Curiously, the leading man is presented as somewhat ignorant of the East, which is exactly what I would expect from the average hack cranking out a Hong-Kong-hooker-with-a-heart-of-gold novel. But Mason was an old Asia hand, having fought in Burma in the war, and drafted to learn Japanese as a POW interrogator. It’s thus all the more impressive that he is prepared to present his leading man as a callow, nice-but-dim posh boy, drifting from plantation job to would-be artistry in Hong Kong, and failing to read a single squiggle. I don’t think I would have been able to resist the temptation.

Meanwhile, his slice-of-life of 1950s Hong Kong presents tantalising glimpses of a small town overwhelmed by a massive refugee influx from over the border. Suzie herself is from Shanghai, and there are whispers throughout the book that the girls are women fallen on hard times, forced to seek any job they can in order to escape the even greater miseries of (we now know) the Great Leap Forward.

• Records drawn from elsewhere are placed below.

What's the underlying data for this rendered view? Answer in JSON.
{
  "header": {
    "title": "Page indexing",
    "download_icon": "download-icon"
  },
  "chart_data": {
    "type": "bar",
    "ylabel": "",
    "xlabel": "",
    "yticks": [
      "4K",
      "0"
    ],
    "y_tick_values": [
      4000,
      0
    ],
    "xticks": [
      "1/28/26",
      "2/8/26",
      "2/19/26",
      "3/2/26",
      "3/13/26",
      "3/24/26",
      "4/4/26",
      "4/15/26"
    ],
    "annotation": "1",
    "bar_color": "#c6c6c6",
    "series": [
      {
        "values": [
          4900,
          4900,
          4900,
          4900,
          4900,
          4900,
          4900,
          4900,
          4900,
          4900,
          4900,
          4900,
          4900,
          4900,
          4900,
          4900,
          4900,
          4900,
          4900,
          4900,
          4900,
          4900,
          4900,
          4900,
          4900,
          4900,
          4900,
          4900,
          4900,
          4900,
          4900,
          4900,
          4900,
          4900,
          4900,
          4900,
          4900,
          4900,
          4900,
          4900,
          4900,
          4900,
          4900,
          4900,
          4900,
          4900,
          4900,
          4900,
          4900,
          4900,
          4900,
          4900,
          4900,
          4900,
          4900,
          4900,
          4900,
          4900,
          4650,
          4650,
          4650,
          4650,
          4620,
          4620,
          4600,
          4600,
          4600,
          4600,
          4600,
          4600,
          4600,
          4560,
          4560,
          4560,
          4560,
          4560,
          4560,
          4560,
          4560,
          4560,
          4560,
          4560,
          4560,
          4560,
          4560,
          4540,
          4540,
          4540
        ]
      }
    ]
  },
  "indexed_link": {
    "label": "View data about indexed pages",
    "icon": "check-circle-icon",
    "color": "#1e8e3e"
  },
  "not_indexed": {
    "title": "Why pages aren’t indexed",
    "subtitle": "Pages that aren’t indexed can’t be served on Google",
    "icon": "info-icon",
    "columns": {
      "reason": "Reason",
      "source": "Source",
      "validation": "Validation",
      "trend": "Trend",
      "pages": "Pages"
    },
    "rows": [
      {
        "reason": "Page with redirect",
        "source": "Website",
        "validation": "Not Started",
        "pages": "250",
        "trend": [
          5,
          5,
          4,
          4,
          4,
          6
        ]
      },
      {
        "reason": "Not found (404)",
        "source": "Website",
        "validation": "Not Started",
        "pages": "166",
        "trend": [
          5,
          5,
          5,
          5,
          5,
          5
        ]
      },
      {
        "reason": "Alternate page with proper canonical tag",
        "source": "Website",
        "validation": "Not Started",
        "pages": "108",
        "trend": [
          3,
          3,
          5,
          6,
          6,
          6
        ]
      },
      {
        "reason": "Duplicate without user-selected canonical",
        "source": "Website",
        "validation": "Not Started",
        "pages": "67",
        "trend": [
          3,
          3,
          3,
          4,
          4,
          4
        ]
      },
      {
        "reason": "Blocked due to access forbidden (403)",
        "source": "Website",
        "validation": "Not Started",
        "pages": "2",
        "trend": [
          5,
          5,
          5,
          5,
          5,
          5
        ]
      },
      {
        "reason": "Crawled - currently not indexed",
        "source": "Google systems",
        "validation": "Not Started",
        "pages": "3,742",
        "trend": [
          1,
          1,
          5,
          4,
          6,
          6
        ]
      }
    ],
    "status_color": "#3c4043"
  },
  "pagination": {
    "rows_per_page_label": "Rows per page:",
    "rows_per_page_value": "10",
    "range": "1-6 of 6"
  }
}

stepsLomax is just as much an outsider among the British expat community, which he regards as stifling and hidebound, not the least for its refusal to accept mixed-race marriages – when he approaches a consul for a wedding certificate for him and Suzie, the consul is actually surprised to learn that he is allowed to marry them. He also has some deeply odd things to say about oriental femininity, such as suggesting that the attitudes of Asian girls are designed to support masculinity, while those of European women are designed to destroy it.

Really. Presumably, by “destroying it” he means the unhelpful willingness of European women to have ideas and opinions of their own, thereby threatening to shatter the fragile worldviews of thin-skinned men.

I’d say that the book could never be written today (except that there’s one about Thai bar girls, called Paradise Lust, which is basically the same story, and many of the same observations, from fifty years later). But certainly modern readers would tut in indignation at the sense of entitlement of Suzie’s suitors, one of whom spanks her for daring to look at another man (like that isn’t her job). Although the book does attempt to present the girls’ case and the girls’ view, it is largely the tale of Chinese women available for rent, to largely uncaring and callous men, often cheating on their wives, who are themselves presented as ghastly termagants.

20081209173338484338368380There have been two unofficial sequels, both of which seek to tell the story of Hong Kong as a whole through Suzie’s eyes. One wonders what a modern author would do with the same material. Guo Xiaolu, for example, author of A Concise Chinese Dictionary for Lovers, might take the title literally, and tell it solely through the eyes and words of Suzie herself, thick with detail about the China left behind and the intricacies of the Nam Kok, but as numb and uncomprehending of Lomax’s world as he is of hers.

Suzie Wong was adapted for the stage within a year of its publication (starring William Shatner in the initial theatrical run, imagine!), and then turned into a film. The book was apparently a best-seller, which perhaps explains why Richard Mason doesn’t appear to have worked all that hard at being a novelist afterwards – he died in 1997, living just long enough to witness the Hong Kong Handover, but despite listing him as a “novelist”, his obituaries only seem to come up with four books to his name, of which Suzie Wong was the fourth. In 1962, at 43 years old (my age), his writing career was apparently over, presumably because he was quids-in for the rest of his life. I might be wrong – other mentions of him online suggest that he had a day-job working for the British Council, so possibly lost interest in writing anything else.

Jonathan Clements is the author of Modern China: All That Matters.